▼▼▼

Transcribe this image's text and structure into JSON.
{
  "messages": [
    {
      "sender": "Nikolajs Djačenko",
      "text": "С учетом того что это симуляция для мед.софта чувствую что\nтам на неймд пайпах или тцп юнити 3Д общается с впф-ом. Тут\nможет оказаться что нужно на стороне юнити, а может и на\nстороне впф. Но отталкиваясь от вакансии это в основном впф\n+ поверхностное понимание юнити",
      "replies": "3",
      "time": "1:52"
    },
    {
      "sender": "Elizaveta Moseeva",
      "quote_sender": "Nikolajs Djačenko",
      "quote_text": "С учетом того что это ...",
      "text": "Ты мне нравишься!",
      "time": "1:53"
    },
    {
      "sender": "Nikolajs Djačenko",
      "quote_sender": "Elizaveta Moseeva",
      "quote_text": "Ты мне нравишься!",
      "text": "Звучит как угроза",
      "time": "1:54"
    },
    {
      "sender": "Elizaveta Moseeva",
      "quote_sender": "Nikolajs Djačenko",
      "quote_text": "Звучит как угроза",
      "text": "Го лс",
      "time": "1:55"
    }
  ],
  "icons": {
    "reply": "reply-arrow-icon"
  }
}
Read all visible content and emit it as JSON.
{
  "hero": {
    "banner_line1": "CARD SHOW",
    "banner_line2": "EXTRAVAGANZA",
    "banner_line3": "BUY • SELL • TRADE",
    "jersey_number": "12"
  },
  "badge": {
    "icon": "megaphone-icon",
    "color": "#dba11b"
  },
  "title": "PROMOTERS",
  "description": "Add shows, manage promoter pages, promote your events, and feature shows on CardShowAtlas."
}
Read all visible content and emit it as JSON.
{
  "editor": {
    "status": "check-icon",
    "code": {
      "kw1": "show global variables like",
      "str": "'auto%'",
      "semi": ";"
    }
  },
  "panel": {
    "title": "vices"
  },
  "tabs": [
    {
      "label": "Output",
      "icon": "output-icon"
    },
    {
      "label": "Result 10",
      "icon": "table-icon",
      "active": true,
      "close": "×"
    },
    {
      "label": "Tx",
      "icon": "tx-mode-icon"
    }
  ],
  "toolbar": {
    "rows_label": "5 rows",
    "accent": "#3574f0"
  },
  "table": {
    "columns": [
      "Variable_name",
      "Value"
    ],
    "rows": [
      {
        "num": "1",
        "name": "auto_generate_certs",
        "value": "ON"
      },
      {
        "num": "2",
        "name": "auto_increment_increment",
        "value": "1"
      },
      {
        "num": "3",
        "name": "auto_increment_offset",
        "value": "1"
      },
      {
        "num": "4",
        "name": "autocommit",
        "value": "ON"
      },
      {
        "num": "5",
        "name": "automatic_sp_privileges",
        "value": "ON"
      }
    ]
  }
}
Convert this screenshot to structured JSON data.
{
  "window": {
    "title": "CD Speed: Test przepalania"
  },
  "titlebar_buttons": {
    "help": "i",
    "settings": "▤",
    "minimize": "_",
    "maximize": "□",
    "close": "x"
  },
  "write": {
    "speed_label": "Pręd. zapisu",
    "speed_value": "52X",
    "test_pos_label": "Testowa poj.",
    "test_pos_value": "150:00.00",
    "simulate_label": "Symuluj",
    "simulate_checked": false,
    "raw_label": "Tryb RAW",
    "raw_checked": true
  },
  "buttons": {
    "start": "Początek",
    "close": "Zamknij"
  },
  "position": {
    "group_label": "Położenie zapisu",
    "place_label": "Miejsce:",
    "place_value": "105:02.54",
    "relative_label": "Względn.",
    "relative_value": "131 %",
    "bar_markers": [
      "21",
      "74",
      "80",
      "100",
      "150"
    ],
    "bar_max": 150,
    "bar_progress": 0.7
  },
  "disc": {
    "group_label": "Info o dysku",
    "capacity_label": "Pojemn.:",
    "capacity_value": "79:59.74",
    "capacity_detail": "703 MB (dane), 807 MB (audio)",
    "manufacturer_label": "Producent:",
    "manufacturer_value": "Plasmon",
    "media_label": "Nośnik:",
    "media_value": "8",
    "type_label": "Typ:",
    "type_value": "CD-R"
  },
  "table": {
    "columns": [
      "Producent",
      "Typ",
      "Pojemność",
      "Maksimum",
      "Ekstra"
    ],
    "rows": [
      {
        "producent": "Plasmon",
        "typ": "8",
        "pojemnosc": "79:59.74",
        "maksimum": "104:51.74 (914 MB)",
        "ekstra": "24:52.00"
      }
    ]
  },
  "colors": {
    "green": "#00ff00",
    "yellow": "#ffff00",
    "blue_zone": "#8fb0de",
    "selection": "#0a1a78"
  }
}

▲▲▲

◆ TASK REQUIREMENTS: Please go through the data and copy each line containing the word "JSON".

◆ TASK ANSWER:
Transcribe this image's text and structure into JSON.
Read all visible content and emit it as JSON.
Read all visible content and emit it as JSON.
Convert this screenshot to structured JSON data.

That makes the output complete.